Strong local community bonds are a non-specific adaptable defense against uncertainty whereas specific preparations for particular scenarios may fail if things pan out differently to ones expectations.

And besides, getting on well with one's neighbours is enjoyable anyway!

Researchers from the University of Wollongong, on the New South Wales south coast, are part of a group to have developed new technology with the potential to make hydrogen fuel from water.

Wow, that's never been tried before! I'd always wondered what thet 'H' stood for in 'H2O'...

"Hydrogen is of course a fuel.

No, it's an energy carrier.

"Potentially we will be able to build a solar cell which you can put on your roof, the roof of your home, and then it will split water for you and make hydrogen for you at home which you could fill your car up with," he said.

Or you could build a solar cell, which you could put on your roof, and it would generate electricity for you at home which you could put in your cars battery (or use to run your household with).

I excpect there will be a market for these things, but it'll be niche. If you want to use the Hydrogen for anything, you'll have to burn it (even in a Fuel Cell Vehicle), creating a conversion innefficiency. Taking the article aswritten, it's just an attempt to promote BAU, HMU.

It's very tempting to shoot down new ideas for renewable energy, post pictures of the Hindenberg, etc...

... but I hope these Woollongong guys have come up with adequate conversion efficiency and a cheap-enough catalyst to make their invention worthwhile.

Plants only have a maximum conversion efficiency of about 6% , and a somewhat better conversion ratio may be necessary to compete with say an electric motorbike charged from rooftop PV (described in one of my all-time favourite Oildrum articles:

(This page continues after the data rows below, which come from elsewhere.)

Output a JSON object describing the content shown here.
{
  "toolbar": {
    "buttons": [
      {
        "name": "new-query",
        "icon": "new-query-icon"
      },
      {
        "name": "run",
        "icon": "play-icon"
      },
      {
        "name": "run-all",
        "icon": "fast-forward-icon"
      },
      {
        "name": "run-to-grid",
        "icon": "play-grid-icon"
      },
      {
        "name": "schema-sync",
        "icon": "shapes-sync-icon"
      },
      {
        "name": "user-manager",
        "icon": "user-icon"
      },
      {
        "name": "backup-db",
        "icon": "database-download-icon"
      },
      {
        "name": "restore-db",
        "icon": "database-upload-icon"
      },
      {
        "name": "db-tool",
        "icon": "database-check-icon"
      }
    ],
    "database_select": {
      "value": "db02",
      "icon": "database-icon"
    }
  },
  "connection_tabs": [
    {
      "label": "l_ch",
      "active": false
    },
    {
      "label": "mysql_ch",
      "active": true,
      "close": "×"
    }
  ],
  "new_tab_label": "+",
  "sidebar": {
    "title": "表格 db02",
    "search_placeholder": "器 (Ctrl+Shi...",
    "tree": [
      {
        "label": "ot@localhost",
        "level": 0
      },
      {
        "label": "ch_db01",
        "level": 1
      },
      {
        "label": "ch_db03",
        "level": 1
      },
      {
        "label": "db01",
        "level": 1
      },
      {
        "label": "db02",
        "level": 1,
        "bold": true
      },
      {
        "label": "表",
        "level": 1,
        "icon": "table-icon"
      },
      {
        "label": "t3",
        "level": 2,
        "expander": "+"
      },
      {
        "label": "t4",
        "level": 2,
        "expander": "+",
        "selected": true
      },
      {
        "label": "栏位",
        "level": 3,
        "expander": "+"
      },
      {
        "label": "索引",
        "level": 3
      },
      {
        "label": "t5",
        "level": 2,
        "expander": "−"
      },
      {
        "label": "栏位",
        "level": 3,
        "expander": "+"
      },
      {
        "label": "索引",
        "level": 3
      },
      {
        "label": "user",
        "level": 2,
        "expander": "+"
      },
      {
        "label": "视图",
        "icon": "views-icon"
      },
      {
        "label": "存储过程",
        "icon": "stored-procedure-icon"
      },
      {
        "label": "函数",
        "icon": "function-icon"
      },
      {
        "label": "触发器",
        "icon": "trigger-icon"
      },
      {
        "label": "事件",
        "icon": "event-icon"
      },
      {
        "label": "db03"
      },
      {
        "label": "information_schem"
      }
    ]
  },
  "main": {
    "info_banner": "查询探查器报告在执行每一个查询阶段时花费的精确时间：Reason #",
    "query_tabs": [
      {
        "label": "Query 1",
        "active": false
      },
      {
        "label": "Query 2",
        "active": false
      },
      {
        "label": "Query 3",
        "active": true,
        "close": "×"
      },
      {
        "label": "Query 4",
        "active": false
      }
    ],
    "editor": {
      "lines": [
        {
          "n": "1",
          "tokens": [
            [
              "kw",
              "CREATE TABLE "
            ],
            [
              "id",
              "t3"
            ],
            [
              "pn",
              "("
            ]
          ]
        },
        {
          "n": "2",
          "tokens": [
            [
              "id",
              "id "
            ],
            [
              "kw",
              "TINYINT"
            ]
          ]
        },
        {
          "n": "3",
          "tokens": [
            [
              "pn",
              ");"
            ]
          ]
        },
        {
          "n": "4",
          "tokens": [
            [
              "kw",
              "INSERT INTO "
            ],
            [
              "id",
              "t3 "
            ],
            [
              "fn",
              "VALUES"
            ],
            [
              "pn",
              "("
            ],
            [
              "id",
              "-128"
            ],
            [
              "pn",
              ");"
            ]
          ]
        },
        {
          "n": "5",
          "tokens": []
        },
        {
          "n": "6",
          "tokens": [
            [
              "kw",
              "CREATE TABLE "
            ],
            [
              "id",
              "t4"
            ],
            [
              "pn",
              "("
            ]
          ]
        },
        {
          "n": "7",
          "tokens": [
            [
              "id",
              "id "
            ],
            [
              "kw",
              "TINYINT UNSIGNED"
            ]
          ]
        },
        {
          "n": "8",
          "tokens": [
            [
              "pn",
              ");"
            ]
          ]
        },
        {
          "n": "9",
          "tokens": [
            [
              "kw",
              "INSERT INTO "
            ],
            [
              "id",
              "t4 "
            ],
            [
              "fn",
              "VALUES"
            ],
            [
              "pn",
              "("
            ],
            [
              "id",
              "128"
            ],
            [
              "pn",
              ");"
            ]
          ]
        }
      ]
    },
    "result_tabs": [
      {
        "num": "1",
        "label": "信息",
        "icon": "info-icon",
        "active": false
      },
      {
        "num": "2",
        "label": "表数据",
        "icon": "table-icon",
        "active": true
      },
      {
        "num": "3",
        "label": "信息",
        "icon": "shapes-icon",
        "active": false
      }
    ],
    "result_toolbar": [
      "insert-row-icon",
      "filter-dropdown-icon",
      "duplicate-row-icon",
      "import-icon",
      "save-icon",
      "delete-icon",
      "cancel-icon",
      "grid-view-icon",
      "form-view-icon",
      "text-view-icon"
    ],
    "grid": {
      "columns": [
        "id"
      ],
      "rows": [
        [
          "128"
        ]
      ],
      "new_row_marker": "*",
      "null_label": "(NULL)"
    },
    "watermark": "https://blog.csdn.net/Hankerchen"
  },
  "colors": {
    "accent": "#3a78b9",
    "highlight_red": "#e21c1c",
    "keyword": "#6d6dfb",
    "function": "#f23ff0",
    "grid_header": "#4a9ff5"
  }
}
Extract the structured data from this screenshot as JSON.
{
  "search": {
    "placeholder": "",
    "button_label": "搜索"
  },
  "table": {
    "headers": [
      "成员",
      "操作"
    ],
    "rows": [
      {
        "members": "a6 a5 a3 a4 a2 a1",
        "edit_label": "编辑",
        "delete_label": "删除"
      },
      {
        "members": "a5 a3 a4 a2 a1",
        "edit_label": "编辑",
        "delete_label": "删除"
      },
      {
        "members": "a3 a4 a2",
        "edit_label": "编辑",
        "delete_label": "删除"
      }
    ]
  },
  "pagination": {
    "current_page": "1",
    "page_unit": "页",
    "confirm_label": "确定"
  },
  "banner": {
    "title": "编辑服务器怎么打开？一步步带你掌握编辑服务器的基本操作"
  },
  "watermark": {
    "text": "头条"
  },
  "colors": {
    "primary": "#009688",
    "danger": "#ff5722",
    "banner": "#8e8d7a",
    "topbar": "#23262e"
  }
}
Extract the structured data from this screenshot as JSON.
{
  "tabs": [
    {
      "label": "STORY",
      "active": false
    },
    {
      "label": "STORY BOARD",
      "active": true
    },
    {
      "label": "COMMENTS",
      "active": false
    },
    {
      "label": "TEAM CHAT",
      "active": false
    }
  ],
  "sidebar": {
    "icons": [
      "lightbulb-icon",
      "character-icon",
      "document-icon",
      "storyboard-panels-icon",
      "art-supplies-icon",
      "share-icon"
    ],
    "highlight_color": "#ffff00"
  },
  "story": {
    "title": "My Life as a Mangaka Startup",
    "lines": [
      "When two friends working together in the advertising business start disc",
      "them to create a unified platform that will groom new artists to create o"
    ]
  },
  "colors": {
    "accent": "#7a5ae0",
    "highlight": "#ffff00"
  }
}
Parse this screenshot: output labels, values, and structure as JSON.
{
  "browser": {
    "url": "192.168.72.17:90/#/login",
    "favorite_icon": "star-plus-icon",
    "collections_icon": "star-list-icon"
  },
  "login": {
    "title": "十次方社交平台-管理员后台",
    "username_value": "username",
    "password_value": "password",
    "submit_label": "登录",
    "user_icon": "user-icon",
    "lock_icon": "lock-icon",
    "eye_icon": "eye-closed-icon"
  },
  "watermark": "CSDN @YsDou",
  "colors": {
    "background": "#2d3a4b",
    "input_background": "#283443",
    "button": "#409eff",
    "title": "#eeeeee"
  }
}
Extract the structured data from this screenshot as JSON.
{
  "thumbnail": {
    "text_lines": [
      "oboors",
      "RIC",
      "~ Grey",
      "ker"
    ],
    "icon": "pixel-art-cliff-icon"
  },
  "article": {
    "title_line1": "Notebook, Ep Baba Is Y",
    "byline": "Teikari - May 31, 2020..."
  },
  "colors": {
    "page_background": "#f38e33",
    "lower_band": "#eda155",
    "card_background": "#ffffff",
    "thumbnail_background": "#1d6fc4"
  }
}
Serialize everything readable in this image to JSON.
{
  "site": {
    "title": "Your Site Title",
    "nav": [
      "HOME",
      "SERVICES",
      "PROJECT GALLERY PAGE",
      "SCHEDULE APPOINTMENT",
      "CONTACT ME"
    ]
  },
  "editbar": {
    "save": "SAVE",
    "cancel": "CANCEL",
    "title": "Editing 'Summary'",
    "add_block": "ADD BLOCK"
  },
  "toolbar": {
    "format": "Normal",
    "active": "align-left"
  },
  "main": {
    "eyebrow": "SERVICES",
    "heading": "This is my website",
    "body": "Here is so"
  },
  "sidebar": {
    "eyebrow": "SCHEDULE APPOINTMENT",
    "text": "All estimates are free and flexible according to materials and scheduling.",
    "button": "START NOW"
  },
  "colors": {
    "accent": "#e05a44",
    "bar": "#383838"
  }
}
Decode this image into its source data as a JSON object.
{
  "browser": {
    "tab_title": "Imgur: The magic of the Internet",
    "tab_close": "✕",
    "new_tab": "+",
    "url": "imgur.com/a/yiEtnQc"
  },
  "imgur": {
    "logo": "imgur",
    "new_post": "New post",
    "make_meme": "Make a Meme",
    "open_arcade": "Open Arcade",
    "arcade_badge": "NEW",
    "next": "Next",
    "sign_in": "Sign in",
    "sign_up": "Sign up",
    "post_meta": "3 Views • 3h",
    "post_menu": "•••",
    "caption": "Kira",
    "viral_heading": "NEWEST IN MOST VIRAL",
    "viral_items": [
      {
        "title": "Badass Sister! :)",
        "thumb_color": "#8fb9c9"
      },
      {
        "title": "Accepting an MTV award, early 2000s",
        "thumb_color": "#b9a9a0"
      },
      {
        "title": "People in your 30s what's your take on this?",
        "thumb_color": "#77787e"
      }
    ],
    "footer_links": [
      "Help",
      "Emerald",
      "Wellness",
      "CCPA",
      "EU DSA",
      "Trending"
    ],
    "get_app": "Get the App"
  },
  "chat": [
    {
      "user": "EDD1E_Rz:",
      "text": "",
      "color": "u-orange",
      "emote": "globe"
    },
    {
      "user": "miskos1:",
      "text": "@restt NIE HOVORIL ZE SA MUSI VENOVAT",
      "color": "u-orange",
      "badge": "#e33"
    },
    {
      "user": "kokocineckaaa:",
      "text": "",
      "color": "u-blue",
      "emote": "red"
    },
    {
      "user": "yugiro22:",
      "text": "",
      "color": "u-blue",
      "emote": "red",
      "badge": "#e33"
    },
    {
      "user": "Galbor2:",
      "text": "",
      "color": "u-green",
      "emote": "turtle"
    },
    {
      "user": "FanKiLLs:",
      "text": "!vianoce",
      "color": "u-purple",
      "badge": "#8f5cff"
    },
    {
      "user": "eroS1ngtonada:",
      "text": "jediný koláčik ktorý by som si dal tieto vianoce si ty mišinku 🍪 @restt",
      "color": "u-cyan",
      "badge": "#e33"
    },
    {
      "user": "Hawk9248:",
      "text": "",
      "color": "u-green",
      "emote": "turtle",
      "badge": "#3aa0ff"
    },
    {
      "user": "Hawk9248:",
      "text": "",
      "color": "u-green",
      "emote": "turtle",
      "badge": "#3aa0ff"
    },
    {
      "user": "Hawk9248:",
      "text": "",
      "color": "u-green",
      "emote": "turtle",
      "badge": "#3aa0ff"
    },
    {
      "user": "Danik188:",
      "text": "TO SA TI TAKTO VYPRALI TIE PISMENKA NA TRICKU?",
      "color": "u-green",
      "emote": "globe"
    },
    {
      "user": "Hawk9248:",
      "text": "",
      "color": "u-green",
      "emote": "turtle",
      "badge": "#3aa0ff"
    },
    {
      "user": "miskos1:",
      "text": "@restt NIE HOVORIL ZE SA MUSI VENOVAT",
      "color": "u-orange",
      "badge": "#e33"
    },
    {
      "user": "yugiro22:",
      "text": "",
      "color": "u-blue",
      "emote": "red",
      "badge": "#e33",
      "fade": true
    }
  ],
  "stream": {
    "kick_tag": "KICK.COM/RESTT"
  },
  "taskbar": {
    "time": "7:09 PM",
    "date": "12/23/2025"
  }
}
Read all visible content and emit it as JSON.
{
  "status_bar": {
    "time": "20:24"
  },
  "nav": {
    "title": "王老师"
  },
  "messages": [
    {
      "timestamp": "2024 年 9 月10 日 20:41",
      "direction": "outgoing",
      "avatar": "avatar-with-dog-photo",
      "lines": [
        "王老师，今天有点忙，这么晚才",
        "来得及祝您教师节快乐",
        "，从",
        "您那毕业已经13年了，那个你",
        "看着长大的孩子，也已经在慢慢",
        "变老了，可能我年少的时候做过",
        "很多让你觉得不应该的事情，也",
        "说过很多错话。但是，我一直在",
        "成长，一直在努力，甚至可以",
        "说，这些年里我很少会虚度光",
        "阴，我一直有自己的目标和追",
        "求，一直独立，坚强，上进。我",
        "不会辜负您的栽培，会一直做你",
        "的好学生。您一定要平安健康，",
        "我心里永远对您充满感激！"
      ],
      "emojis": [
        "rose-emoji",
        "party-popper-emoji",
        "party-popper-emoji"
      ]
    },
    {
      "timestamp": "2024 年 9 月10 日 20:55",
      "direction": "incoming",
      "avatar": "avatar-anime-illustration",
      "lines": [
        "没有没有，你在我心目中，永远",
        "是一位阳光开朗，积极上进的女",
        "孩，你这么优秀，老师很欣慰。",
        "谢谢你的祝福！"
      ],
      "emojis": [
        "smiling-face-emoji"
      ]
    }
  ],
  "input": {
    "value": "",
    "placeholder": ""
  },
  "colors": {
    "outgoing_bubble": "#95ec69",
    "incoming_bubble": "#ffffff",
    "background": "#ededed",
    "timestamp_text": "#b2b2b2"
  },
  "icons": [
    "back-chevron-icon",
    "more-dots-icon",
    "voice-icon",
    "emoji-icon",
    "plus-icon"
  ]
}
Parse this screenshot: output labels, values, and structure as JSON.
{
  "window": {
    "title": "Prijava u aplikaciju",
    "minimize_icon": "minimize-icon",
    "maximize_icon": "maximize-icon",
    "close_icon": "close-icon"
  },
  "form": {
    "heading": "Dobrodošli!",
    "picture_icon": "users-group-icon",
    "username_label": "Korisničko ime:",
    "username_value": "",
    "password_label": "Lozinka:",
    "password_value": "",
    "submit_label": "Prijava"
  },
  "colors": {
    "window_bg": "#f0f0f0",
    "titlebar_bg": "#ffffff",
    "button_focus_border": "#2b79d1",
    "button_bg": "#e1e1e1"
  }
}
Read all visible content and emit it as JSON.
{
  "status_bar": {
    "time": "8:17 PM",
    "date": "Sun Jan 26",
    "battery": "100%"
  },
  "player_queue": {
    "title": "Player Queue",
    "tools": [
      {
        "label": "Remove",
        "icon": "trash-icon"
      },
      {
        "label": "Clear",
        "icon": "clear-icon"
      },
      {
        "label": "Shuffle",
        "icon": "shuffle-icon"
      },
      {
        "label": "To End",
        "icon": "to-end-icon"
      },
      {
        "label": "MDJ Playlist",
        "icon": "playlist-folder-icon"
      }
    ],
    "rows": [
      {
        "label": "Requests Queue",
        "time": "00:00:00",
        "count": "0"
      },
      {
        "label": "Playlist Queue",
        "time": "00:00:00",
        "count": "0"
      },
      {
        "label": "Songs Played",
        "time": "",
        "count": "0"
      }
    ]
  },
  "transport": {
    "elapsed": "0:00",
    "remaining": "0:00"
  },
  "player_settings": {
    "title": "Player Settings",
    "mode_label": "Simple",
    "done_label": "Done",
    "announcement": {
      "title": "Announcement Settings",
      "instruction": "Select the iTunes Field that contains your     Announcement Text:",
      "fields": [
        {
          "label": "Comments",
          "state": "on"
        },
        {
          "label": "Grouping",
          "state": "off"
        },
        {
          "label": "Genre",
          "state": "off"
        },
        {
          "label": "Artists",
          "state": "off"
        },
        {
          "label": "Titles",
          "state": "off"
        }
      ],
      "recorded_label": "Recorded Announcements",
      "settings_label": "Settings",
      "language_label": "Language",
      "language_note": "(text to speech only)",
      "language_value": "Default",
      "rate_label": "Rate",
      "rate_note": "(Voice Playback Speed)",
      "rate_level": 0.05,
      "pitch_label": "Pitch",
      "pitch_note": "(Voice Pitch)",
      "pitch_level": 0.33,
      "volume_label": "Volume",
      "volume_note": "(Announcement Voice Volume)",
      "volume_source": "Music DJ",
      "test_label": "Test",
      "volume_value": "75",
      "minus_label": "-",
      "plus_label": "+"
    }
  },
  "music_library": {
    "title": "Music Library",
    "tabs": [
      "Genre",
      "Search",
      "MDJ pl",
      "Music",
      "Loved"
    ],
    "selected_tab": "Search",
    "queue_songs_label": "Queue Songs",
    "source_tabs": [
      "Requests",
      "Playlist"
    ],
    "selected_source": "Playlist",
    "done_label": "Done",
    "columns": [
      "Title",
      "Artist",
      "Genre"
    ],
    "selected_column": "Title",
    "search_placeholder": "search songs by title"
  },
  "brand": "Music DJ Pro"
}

But good luck to them anyway.

1791, from Fr. hydrogène , coined 1787 by G. de Morveau from Gk. hydr-, stem of hydros "water" + Fr.-gène "producing" . So called because it forms water when exposed to oxygen.

Shooting down ideas simply for the sake of it does no one any good. Shooting them down because they're barking up the wrong tree is so much better. :D

Frankly, I doubt they'll ever be able to get conversion efficiencies high enough to make a system 'match' a fully electric system, but perhaps they can build systems to provide for long-distance transport (say, in the Outback), where BEV's and Mass Transport simply aren't practical.

The tone of the articles suggests (to me, at least, and I'm usually not a Doomer) nothing more than an attempt to prepetuate BAU, with a coating of green paint.